**Task item:** Write out the records again exactly. Nothing should be dropped.
——
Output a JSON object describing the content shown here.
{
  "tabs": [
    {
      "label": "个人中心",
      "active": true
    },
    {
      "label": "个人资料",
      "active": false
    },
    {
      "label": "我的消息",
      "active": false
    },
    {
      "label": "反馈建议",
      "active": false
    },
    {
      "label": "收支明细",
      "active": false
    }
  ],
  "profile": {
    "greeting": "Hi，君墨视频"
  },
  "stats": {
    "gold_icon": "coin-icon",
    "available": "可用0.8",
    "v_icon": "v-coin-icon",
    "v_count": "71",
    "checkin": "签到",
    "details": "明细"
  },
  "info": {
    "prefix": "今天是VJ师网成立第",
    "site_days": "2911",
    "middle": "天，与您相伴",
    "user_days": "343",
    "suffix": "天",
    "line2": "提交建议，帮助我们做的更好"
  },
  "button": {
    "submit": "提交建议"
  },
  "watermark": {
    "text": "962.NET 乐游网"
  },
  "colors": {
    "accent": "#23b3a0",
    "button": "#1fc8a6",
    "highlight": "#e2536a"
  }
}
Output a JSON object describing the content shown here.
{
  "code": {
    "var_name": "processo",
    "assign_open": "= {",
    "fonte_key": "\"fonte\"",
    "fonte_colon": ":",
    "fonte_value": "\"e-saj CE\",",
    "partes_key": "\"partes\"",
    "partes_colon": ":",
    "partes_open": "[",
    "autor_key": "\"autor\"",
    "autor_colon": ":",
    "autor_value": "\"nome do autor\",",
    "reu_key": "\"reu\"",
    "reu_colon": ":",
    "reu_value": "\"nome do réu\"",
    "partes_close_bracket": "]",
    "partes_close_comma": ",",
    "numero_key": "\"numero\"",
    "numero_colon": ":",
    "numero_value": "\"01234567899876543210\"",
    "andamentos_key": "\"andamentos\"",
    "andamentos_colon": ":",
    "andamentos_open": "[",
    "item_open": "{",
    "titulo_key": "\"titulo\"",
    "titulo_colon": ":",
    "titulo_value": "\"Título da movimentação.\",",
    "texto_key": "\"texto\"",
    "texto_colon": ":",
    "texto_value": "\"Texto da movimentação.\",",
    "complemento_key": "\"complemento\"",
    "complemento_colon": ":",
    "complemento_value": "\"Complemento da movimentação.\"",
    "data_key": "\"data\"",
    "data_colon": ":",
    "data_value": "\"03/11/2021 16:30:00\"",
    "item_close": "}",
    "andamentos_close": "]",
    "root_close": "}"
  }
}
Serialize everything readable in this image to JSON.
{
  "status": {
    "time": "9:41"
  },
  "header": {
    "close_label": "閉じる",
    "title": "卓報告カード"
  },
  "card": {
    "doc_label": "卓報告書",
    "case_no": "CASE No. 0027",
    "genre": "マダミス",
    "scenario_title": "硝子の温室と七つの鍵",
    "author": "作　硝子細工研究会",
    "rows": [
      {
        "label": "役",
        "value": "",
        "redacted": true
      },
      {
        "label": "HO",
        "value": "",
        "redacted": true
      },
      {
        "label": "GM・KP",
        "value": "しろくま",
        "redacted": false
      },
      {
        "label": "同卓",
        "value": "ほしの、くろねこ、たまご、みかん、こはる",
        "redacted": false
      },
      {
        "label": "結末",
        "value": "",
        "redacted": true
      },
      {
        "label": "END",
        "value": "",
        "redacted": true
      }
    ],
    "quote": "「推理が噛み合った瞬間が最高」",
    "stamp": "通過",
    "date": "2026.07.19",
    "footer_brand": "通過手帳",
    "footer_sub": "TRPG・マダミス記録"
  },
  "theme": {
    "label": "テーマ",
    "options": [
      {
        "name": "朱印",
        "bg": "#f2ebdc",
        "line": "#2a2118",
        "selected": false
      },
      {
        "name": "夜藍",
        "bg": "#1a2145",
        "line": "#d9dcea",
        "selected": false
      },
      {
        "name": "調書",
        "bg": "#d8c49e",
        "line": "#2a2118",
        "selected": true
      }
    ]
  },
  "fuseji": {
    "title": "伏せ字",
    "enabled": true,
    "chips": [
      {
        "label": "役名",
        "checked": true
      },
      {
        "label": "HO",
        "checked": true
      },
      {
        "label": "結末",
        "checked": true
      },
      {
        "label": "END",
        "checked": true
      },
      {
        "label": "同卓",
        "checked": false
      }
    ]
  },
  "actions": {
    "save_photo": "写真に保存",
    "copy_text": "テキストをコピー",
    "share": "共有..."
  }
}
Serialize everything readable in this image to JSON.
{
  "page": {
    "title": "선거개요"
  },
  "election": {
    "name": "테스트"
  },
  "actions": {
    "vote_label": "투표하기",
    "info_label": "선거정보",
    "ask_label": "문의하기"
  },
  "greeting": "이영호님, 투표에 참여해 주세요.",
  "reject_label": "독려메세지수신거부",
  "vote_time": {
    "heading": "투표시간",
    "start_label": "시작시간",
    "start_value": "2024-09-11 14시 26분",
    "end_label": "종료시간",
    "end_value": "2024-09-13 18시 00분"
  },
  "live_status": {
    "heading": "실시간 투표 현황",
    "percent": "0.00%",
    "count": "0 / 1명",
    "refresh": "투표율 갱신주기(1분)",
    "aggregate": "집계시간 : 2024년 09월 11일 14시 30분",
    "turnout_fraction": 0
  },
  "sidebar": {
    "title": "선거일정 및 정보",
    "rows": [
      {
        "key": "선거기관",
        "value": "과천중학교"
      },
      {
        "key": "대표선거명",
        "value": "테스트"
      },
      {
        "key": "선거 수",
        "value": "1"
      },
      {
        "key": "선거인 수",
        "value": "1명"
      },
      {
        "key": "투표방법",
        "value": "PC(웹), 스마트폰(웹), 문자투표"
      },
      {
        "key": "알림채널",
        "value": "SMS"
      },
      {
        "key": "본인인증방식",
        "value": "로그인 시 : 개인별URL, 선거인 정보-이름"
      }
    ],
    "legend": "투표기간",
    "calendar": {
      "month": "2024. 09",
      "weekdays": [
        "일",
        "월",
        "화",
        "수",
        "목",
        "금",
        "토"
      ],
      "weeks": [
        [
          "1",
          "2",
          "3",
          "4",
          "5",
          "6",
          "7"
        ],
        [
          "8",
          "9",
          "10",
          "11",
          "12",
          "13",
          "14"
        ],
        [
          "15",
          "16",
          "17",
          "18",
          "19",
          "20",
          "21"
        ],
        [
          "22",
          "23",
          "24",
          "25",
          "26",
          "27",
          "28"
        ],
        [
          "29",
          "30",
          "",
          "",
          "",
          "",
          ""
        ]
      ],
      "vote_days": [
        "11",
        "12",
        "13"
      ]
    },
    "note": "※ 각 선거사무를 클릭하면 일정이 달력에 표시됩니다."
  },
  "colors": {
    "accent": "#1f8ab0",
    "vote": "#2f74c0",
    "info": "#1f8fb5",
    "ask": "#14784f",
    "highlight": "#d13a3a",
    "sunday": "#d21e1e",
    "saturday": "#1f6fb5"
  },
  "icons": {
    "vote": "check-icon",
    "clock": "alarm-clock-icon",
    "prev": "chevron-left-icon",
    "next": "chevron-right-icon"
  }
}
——
**Answer for this exercise:**
Output a JSON object describing the content shown here.
{
  "tabs": [
    {
      "label": "个人中心",
      "active": true
    },
    {
      "label": "个人资料",
      "active": false
    },
    {
      "label": "我的消息",
      "active": false
    },
    {
      "label": "反馈建议",
      "active": false
    },
    {
      "label": "收支明细",
      "active": false
    }
  ],
  "profile": {
    "greeting": "Hi，君墨视频"
  },
  "stats": {
    "gold_icon": "coin-icon",
    "available": "可用0.8",
    "v_icon": "v-coin-icon",
    "v_count": "71",
    "checkin": "签到",
    "details": "明细"
  },
  "info": {
    "prefix": "今天是VJ师网成立第",
    "site_days": "2911",
    "middle": "天，与您相伴",
    "user_days": "343",
    "suffix": "天",
    "line2": "提交建议，帮助我们做的更好"
  },
  "button": {
    "submit": "提交建议"
  },
  "watermark": {
    "text": "962.NET 乐游网"
  },
  "colors": {
    "accent": "#23b3a0",
    "button": "#1fc8a6",
    "highlight": "#e2536a"
  }
}
Output a JSON object describing the content shown here.
{
  "code": {
    "var_name": "processo",
    "assign_open": "= {",
    "fonte_key": "\"fonte\"",
    "fonte_colon": ":",
    "fonte_value": "\"e-saj CE\",",
    "partes_key": "\"partes\"",
    "partes_colon": ":",
    "partes_open": "[",
    "autor_key": "\"autor\"",
    "autor_colon": ":",
    "autor_value": "\"nome do autor\",",
    "reu_key": "\"reu\"",
    "reu_colon": ":",
    "reu_value": "\"nome do réu\"",
    "partes_close_bracket": "]",
    "partes_close_comma": ",",
    "numero_key": "\"numero\"",
    "numero_colon": ":",
    "numero_value": "\"01234567899876543210\"",
    "andamentos_key": "\"andamentos\"",
    "andamentos_colon": ":",
    "andamentos_open": "[",
    "item_open": "{",
    "titulo_key": "\"titulo\"",
    "titulo_colon": ":",
    "titulo_value": "\"Título da movimentação.\",",
    "texto_key": "\"texto\"",
    "texto_colon": ":",
    "texto_value": "\"Texto da movimentação.\",",
    "complemento_key": "\"complemento\"",
    "complemento_colon": ":",
    "complemento_value": "\"Complemento da movimentação.\"",
    "data_key": "\"data\"",
    "data_colon": ":",
    "data_value": "\"03/11/2021 16:30:00\"",
    "item_close": "}",
    "andamentos_close": "]",
    "root_close": "}"
  }
}
Serialize everything readable in this image to JSON.
{
  "status": {
    "time": "9:41"
  },
  "header": {
    "close_label": "閉じる",
    "title": "卓報告カード"
  },
  "card": {
    "doc_label": "卓報告書",
    "case_no": "CASE No. 0027",
    "genre": "マダミス",
    "scenario_title": "硝子の温室と七つの鍵",
    "author": "作　硝子細工研究会",
    "rows": [
      {
        "label": "役",
        "value": "",
        "redacted": true
      },
      {
        "label": "HO",
        "value": "",
        "redacted": true
      },
      {
        "label": "GM・KP",
        "value": "しろくま",
        "redacted": false
      },
      {
        "label": "同卓",
        "value": "ほしの、くろねこ、たまご、みかん、こはる",
        "redacted": false
      },
      {
        "label": "結末",
        "value": "",
        "redacted": true
      },
      {
        "label": "END",
        "value": "",
        "redacted": true
      }
    ],
    "quote": "「推理が噛み合った瞬間が最高」",
    "stamp": "通過",
    "date": "2026.07.19",
    "footer_brand": "通過手帳",
    "footer_sub": "TRPG・マダミス記録"
  },
  "theme": {
    "label": "テーマ",
    "options": [
      {
        "name": "朱印",
        "bg": "#f2ebdc",
        "line": "#2a2118",
        "selected": false
      },
      {
        "name": "夜藍",
        "bg": "#1a2145",
        "line": "#d9dcea",
        "selected": false
      },
      {
        "name": "調書",
        "bg": "#d8c49e",
        "line": "#2a2118",
        "selected": true
      }
    ]
  },
  "fuseji": {
    "title": "伏せ字",
    "enabled": true,
    "chips": [
      {
        "label": "役名",
        "checked": true
      },
      {
        "label": "HO",
        "checked": true
      },
      {
        "label": "結末",
        "checked": true
      },
      {
        "label": "END",
        "checked": true
      },
      {
        "label": "同卓",
        "checked": false
      }
    ]
  },
  "actions": {
    "save_photo": "写真に保存",
    "copy_text": "テキストをコピー",
    "share": "共有..."
  }
}
Serialize everything readable in this image to JSON.
{
  "page": {
    "title": "선거개요"
  },
  "election": {
    "name": "테스트"
  },
  "actions": {
    "vote_label": "투표하기",
    "info_label": "선거정보",
    "ask_label": "문의하기"
  },
  "greeting": "이영호님, 투표에 참여해 주세요.",
  "reject_label": "독려메세지수신거부",
  "vote_time": {
    "heading": "투표시간",
    "start_label": "시작시간",
    "start_value": "2024-09-11 14시 26분",
    "end_label": "종료시간",
    "end_value": "2024-09-13 18시 00분"
  },
  "live_status": {
    "heading": "실시간 투표 현황",
    "percent": "0.00%",
    "count": "0 / 1명",
    "refresh": "투표율 갱신주기(1분)",
    "aggregate": "집계시간 : 2024년 09월 11일 14시 30분",
    "turnout_fraction": 0
  },
  "sidebar": {
    "title": "선거일정 및 정보",
    "rows": [
      {
        "key": "선거기관",
        "value": "과천중학교"
      },
      {
        "key": "대표선거명",
        "value": "테스트"
      },
      {
        "key": "선거 수",
        "value": "1"
      },
      {
        "key": "선거인 수",
        "value": "1명"
      },
      {
        "key": "투표방법",
        "value": "PC(웹), 스마트폰(웹), 문자투표"
      },
      {
        "key": "알림채널",
        "value": "SMS"
      },
      {
        "key": "본인인증방식",
        "value": "로그인 시 : 개인별URL, 선거인 정보-이름"
      }
    ],
    "legend": "투표기간",
    "calendar": {
      "month": "2024. 09",
      "weekdays": [
        "일",
        "월",
        "화",
        "수",
        "목",
        "금",
        "토"
      ],
      "weeks": [
        [
          "1",
          "2",
          "3",
          "4",
          "5",
          "6",
          "7"
        ],
        [
          "8",
          "9",
          "10",
          "11",
          "12",
          "13",
          "14"
        ],
        [
          "15",
          "16",
          "17",
          "18",
          "19",
          "20",
          "21"
        ],
        [
          "22",
          "23",
          "24",
          "25",
          "26",
          "27",
          "28"
        ],
        [
          "29",
          "30",
          "",
          "",
          "",
          "",
          ""
        ]
      ],
      "vote_days": [
        "11",
        "12",
        "13"
      ]
    },
    "note": "※ 각 선거사무를 클릭하면 일정이 달력에 표시됩니다."
  },
  "colors": {
    "accent": "#1f8ab0",
    "vote": "#2f74c0",
    "info": "#1f8fb5",
    "ask": "#14784f",
    "highlight": "#d13a3a",
    "sunday": "#d21e1e",
    "saturday": "#1f6fb5"
  },
  "icons": {
    "vote": "check-icon",
    "clock": "alarm-clock-icon",
    "prev": "chevron-left-icon",
    "next": "chevron-right-icon"
  }
}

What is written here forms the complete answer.